Stored data
======
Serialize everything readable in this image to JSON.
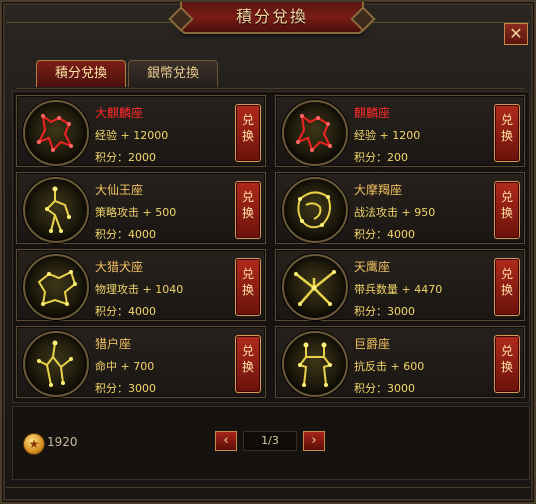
{
  "window": {
    "title": "積分兌換",
    "close_glyph": "✕"
  },
  "tabs": [
    {
      "label": "積分兌換",
      "active": true
    },
    {
      "label": "銀幣兌換",
      "active": false
    }
  ],
  "cards": [
    {
      "name": "大麒麟座",
      "name_color": "red",
      "stat": "经验 + 12000",
      "cost": "积分：2000",
      "redeem": "兑换",
      "icon": "qilin-constellation-icon"
    },
    {
      "name": "麒麟座",
      "name_color": "red",
      "stat": "经验 + 1200",
      "cost": "积分：200",
      "redeem": "兑换",
      "icon": "qilin-constellation-icon"
    },
    {
      "name": "大仙王座",
      "name_color": "gold",
      "stat": "策略攻击 + 500",
      "cost": "积分：4000",
      "redeem": "兑换",
      "icon": "cepheus-constellation-icon"
    },
    {
      "name": "大摩羯座",
      "name_color": "gold",
      "stat": "战法攻击 + 950",
      "cost": "积分：4000",
      "redeem": "兑换",
      "icon": "capricorn-constellation-icon"
    },
    {
      "name": "大猎犬座",
      "name_color": "gold",
      "stat": "物理攻击 + 1040",
      "cost": "积分：4000",
      "redeem": "兑换",
      "icon": "canes-constellation-icon"
    },
    {
      "name": "天鹰座",
      "name_color": "gold",
      "stat": "带兵数量 + 4470",
      "cost": "积分：3000",
      "redeem": "兑换",
      "icon": "aquila-constellation-icon"
    },
    {
      "name": "猎户座",
      "name_color": "gold",
      "stat": "命中 + 700",
      "cost": "积分：3000",
      "redeem": "兑换",
      "icon": "orion-constellation-icon"
    },
    {
      "name": "巨爵座",
      "name_color": "gold",
      "stat": "抗反击 + 600",
      "cost": "积分：3000",
      "redeem": "兑换",
      "icon": "crater-constellation-icon"
    }
  ],
  "footer": {
    "coin_icon": "star-coin-icon",
    "coin_count": "1920",
    "page_label": "1/3",
    "prev_glyph": "‹",
    "next_glyph": "›"
  },
  "colors": {
    "name_red": "#ff2a2a",
    "name_gold": "#f0c060",
    "stat_yellow": "#f2d66a",
    "button_red": "#b02a1c"
  }
}
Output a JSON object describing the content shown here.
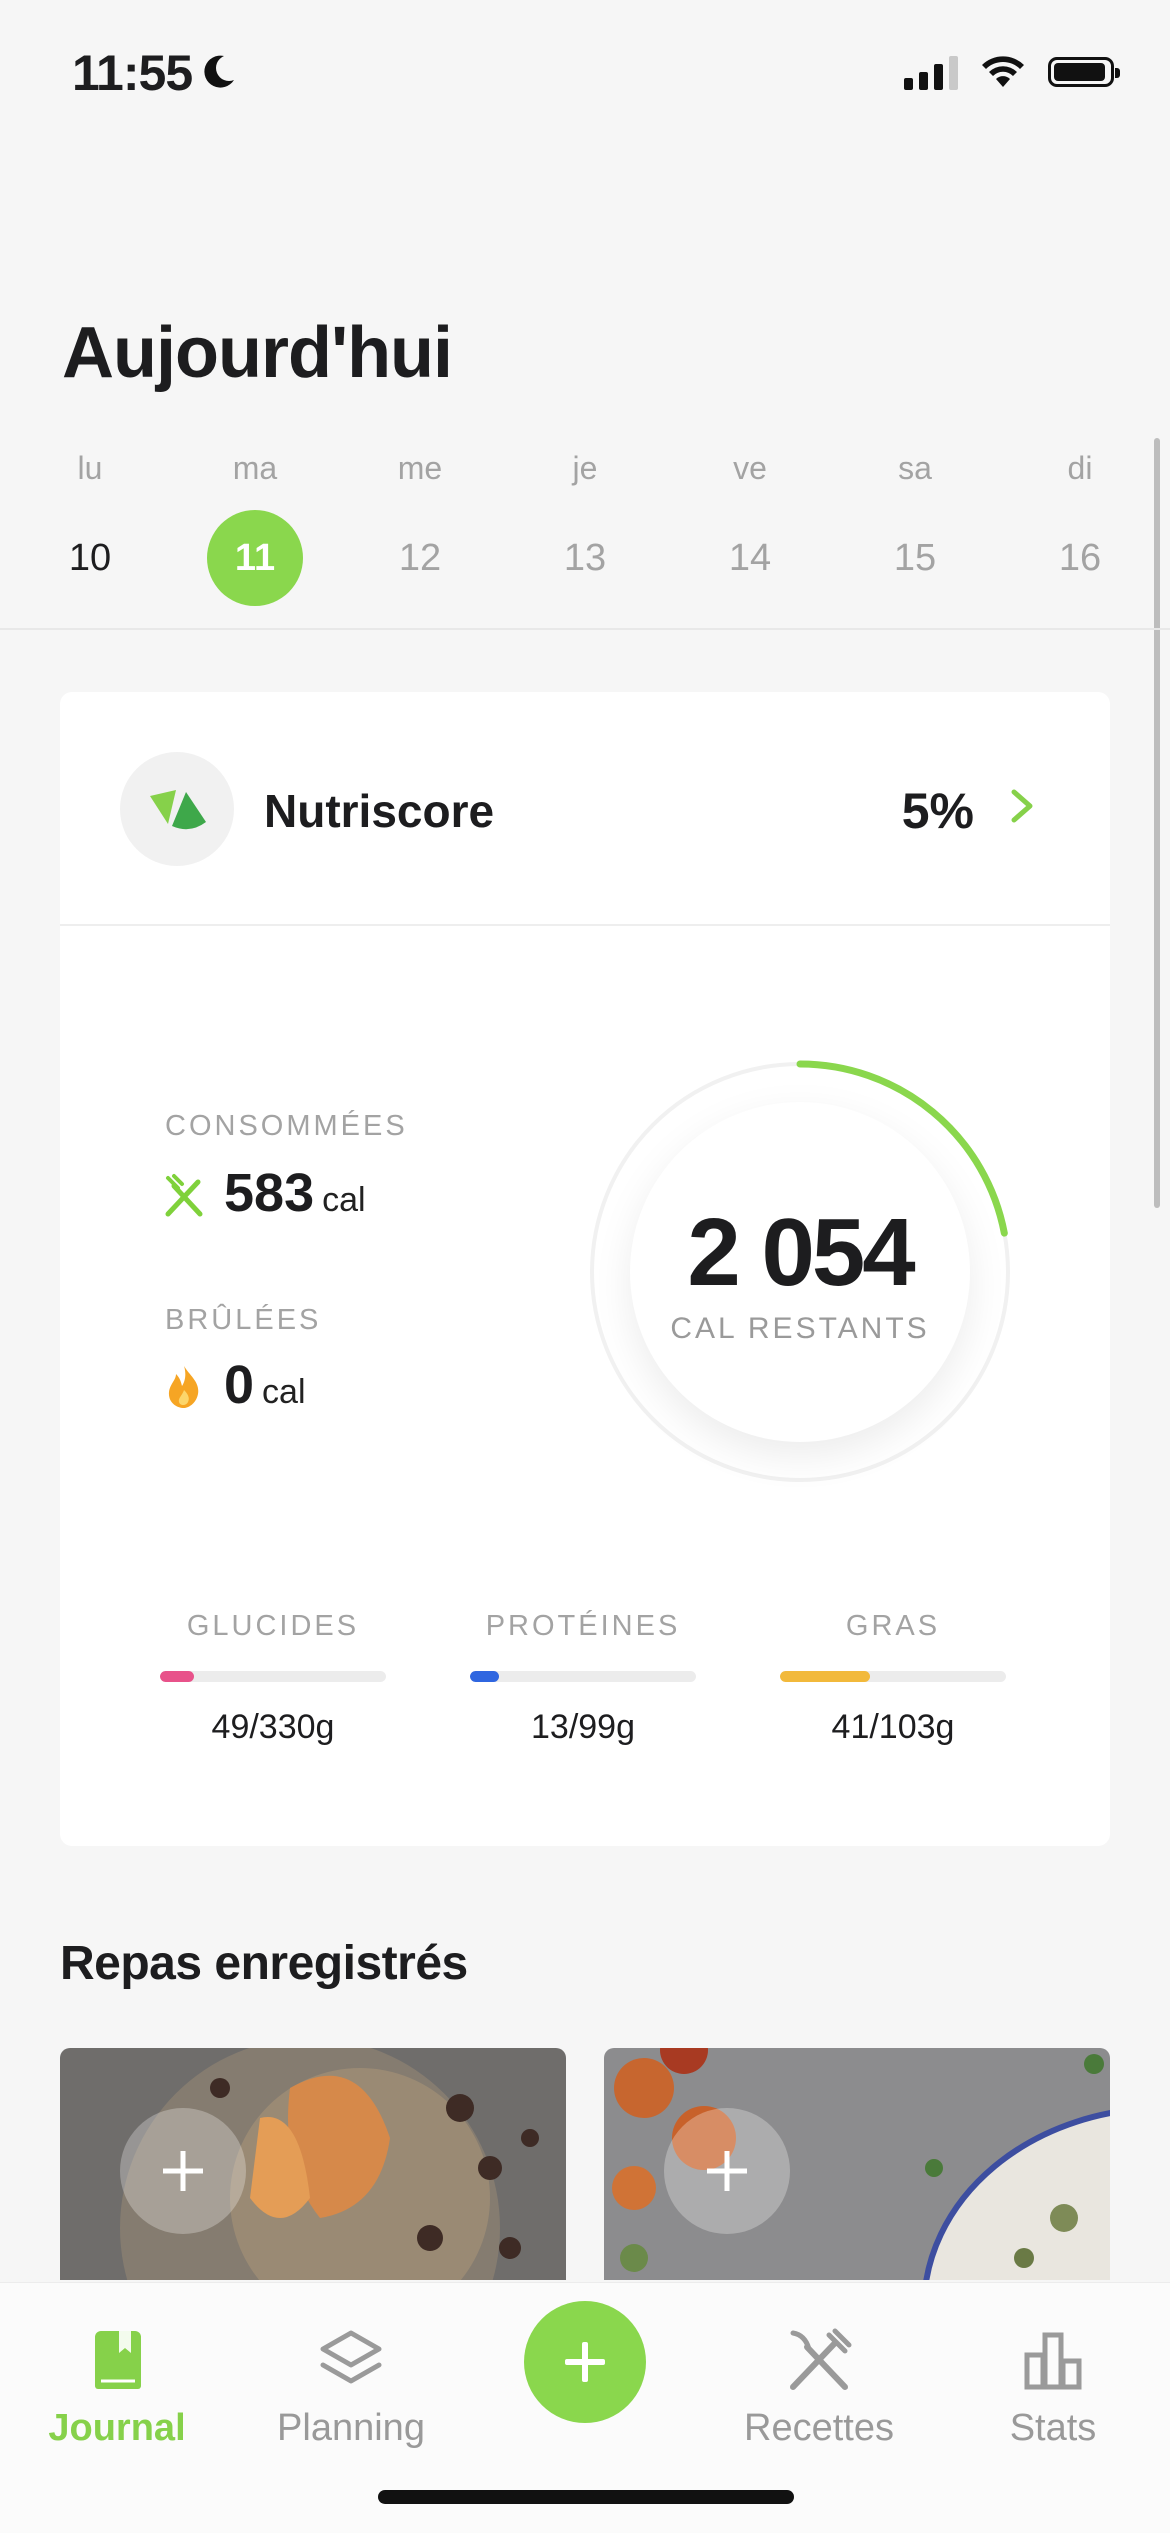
{
  "status_bar": {
    "time": "11:55"
  },
  "header": {
    "title": "Aujourd'hui"
  },
  "week": [
    {
      "name": "lu",
      "date": "10",
      "state": "past"
    },
    {
      "name": "ma",
      "date": "11",
      "state": "active"
    },
    {
      "name": "me",
      "date": "12",
      "state": "future"
    },
    {
      "name": "je",
      "date": "13",
      "state": "future"
    },
    {
      "name": "ve",
      "date": "14",
      "state": "future"
    },
    {
      "name": "sa",
      "date": "15",
      "state": "future"
    },
    {
      "name": "di",
      "date": "16",
      "state": "future"
    }
  ],
  "nutriscore": {
    "label": "Nutriscore",
    "value": "5%"
  },
  "summary": {
    "consumed_label": "CONSOMMÉES",
    "consumed_value": "583",
    "consumed_unit": "cal",
    "burned_label": "BRÛLÉES",
    "burned_value": "0",
    "burned_unit": "cal",
    "remaining_value": "2 054",
    "remaining_label": "CAL RESTANTS",
    "remaining_progress": 0.22
  },
  "macros": [
    {
      "label": "GLUCIDES",
      "value": "49/330g",
      "progress": 0.15,
      "color": "#e8528a"
    },
    {
      "label": "PROTÉINES",
      "value": "13/99g",
      "progress": 0.13,
      "color": "#2f66e0"
    },
    {
      "label": "GRAS",
      "value": "41/103g",
      "progress": 0.4,
      "color": "#f2b93b"
    }
  ],
  "meals": {
    "title": "Repas enregistrés"
  },
  "tabs": {
    "journal": "Journal",
    "planning": "Planning",
    "recettes": "Recettes",
    "stats": "Stats"
  },
  "colors": {
    "accent": "#8ad74d",
    "accent_text": "#86d14a"
  }
}
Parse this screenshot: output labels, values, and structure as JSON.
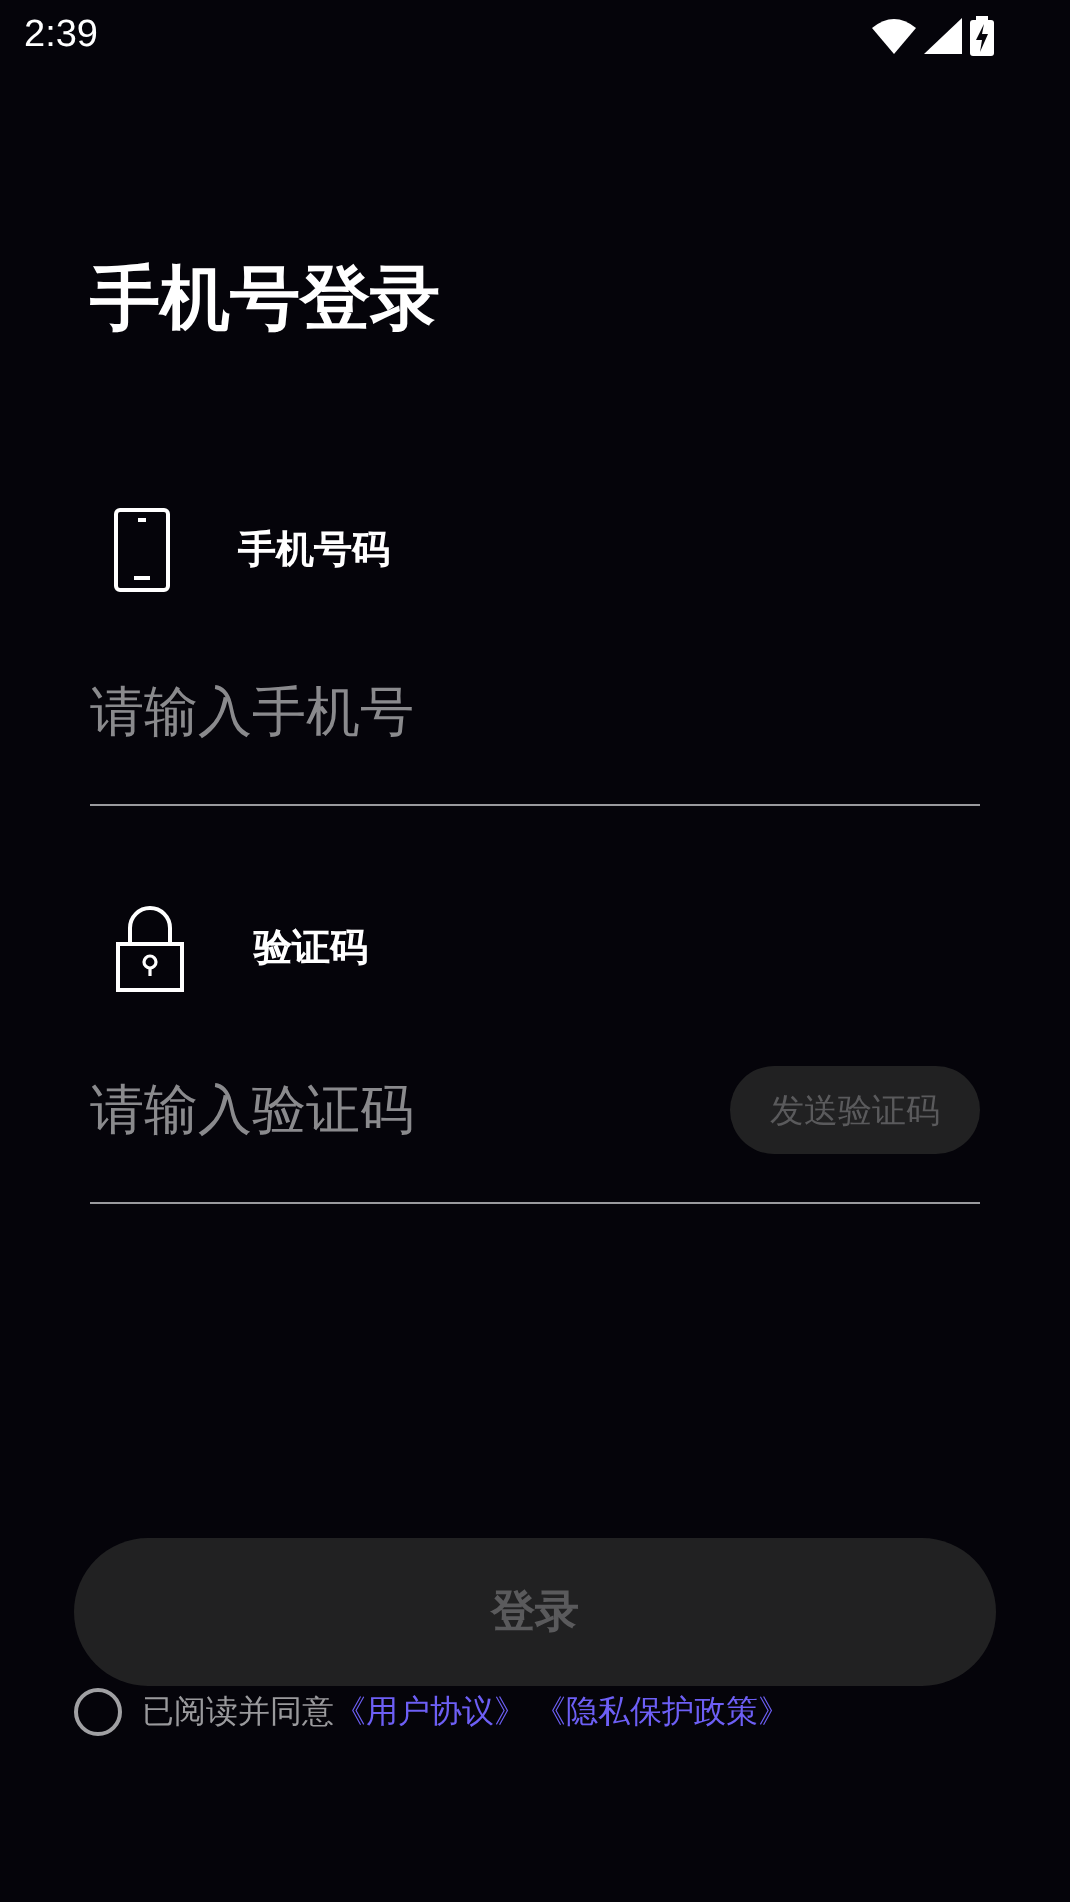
{
  "status_bar": {
    "time": "2:39"
  },
  "title": "手机号登录",
  "fields": [
    {
      "kind": "phone",
      "label": "手机号码",
      "placeholder": "请输入手机号"
    },
    {
      "kind": "code",
      "label": "验证码",
      "placeholder": "请输入验证码",
      "action": {
        "label": "发送验证码",
        "disabled": true
      }
    }
  ],
  "login_button": {
    "label": "登录",
    "disabled": true
  },
  "agreement": {
    "checked": false,
    "text": "已阅读并同意",
    "links": [
      "《用户协议》",
      "《隐私保护政策》"
    ]
  }
}
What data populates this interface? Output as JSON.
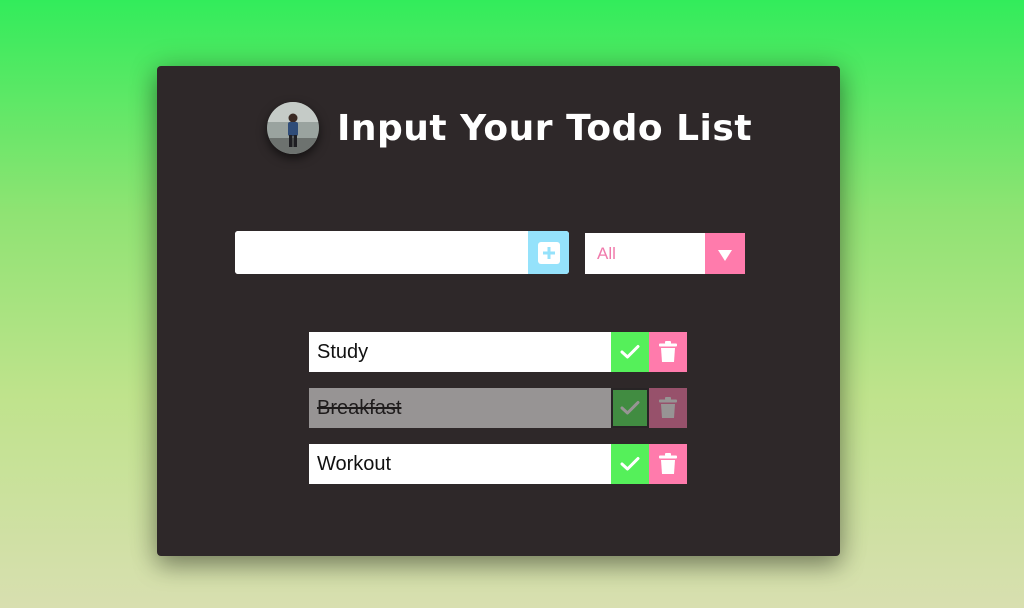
{
  "header": {
    "title": "Input Your Todo List"
  },
  "add_form": {
    "input_value": "",
    "placeholder": "",
    "button_icon": "plus-square-icon",
    "button_color": "#95e2fb"
  },
  "filter": {
    "selected": "All",
    "arrow_color": "#ff7bac"
  },
  "todos": [
    {
      "text": "Study",
      "completed": false
    },
    {
      "text": "Breakfast",
      "completed": true
    },
    {
      "text": "Workout",
      "completed": false
    }
  ],
  "colors": {
    "card_bg": "#2e2829",
    "complete": "#55f05a",
    "trash": "#ff7bac"
  }
}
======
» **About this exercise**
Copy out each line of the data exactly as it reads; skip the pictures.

» **Solved problem**
Serialize everything readable in this image to JSON.
{
  "window": {
    "title": "積分兌換",
    "close_glyph": "✕"
  },
  "tabs": [
    {
      "label": "積分兌換",
      "active": true
    },
    {
      "label": "銀幣兌換",
      "active": false
    }
  ],
  "cards": [
    {
      "name": "大麒麟座",
      "name_color": "red",
      "stat": "经验 + 12000",
      "cost": "积分：2000",
      "redeem": "兑换",
      "icon": "qilin-constellation-icon"
    },
    {
      "name": "麒麟座",
      "name_color": "red",
      "stat": "经验 + 1200",
      "cost": "积分：200",
      "redeem": "兑换",
      "icon": "qilin-constellation-icon"
    },
    {
      "name": "大仙王座",
      "name_color": "gold",
      "stat": "策略攻击 + 500",
      "cost": "积分：4000",
      "redeem": "兑换",
      "icon": "cepheus-constellation-icon"
    },
    {
      "name": "大摩羯座",
      "name_color": "gold",
      "stat": "战法攻击 + 950",
      "cost": "积分：4000",
      "redeem": "兑换",
      "icon": "capricorn-constellation-icon"
    },
    {
      "name": "大猎犬座",
      "name_color": "gold",
      "stat": "物理攻击 + 1040",
      "cost": "积分：4000",
      "redeem": "兑换",
      "icon": "canes-constellation-icon"
    },
    {
      "name": "天鹰座",
      "name_color": "gold",
      "stat": "带兵数量 + 4470",
      "cost": "积分：3000",
      "redeem": "兑换",
      "icon": "aquila-constellation-icon"
    },
    {
      "name": "猎户座",
      "name_color": "gold",
      "stat": "命中 + 700",
      "cost": "积分：3000",
      "redeem": "兑换",
      "icon": "orion-constellation-icon"
    },
    {
      "name": "巨爵座",
      "name_color": "gold",
      "stat": "抗反击 + 600",
      "cost": "积分：3000",
      "redeem": "兑换",
      "icon": "crater-constellation-icon"
    }
  ],
  "footer": {
    "coin_icon": "star-coin-icon",
    "coin_count": "1920",
    "page_label": "1/3",
    "prev_glyph": "‹",
    "next_glyph": "›"
  },
  "colors": {
    "name_red": "#ff2a2a",
    "name_gold": "#f0c060",
    "stat_yellow": "#f2d66a",
    "button_red": "#b02a1c"
  }
}
Output a JSON object describing the content shown here.
{
  "status_bar": {
    "time": "11:55"
  },
  "header": {
    "title": "Aujourd'hui"
  },
  "week": [
    {
      "name": "lu",
      "date": "10",
      "state": "past"
    },
    {
      "name": "ma",
      "date": "11",
      "state": "active"
    },
    {
      "name": "me",
      "date": "12",
      "state": "future"
    },
    {
      "name": "je",
      "date": "13",
      "state": "future"
    },
    {
      "name": "ve",
      "date": "14",
      "state": "future"
    },
    {
      "name": "sa",
      "date": "15",
      "state": "future"
    },
    {
      "name": "di",
      "date": "16",
      "state": "future"
    }
  ],
  "nutriscore": {
    "label": "Nutriscore",
    "value": "5%"
  },
  "summary": {
    "consumed_label": "CONSOMMÉES",
    "consumed_value": "583",
    "consumed_unit": "cal",
    "burned_label": "BRÛLÉES",
    "burned_value": "0",
    "burned_unit": "cal",
    "remaining_value": "2 054",
    "remaining_label": "CAL RESTANTS",
    "remaining_progress": 0.22
  },
  "macros": [
    {
      "label": "GLUCIDES",
      "value": "49/330g",
      "progress": 0.15,
      "color": "#e8528a"
    },
    {
      "label": "PROTÉINES",
      "value": "13/99g",
      "progress": 0.13,
      "color": "#2f66e0"
    },
    {
      "label": "GRAS",
      "value": "41/103g",
      "progress": 0.4,
      "color": "#f2b93b"
    }
  ],
  "meals": {
    "title": "Repas enregistrés"
  },
  "tabs": {
    "journal": "Journal",
    "planning": "Planning",
    "recettes": "Recettes",
    "stats": "Stats"
  },
  "colors": {
    "accent": "#8ad74d",
    "accent_text": "#86d14a"
  }
}
Parse this screenshot: output labels, values, and structure as JSON.
{
  "status_bar": {
    "time": "2:39"
  },
  "title": "手机号登录",
  "fields": [
    {
      "kind": "phone",
      "label": "手机号码",
      "placeholder": "请输入手机号"
    },
    {
      "kind": "code",
      "label": "验证码",
      "placeholder": "请输入验证码",
      "action": {
        "label": "发送验证码",
        "disabled": true
      }
    }
  ],
  "login_button": {
    "label": "登录",
    "disabled": true
  },
  "agreement": {
    "checked": false,
    "text": "已阅读并同意",
    "links": [
      "《用户协议》",
      "《隐私保护政策》"
    ]
  }
}
What data populates this interface? Output as JSON.
{
  "header": {
    "title": "Input Your Todo List"
  },
  "add_form": {
    "input_value": "",
    "placeholder": "",
    "button_icon": "plus-square-icon",
    "button_color": "#95e2fb"
  },
  "filter": {
    "selected": "All",
    "arrow_color": "#ff7bac"
  },
  "todos": [
    {
      "text": "Study",
      "completed": false
    },
    {
      "text": "Breakfast",
      "completed": true
    },
    {
      "text": "Workout",
      "completed": false
    }
  ],
  "colors": {
    "card_bg": "#2e2829",
    "complete": "#55f05a",
    "trash": "#ff7bac"
  }
}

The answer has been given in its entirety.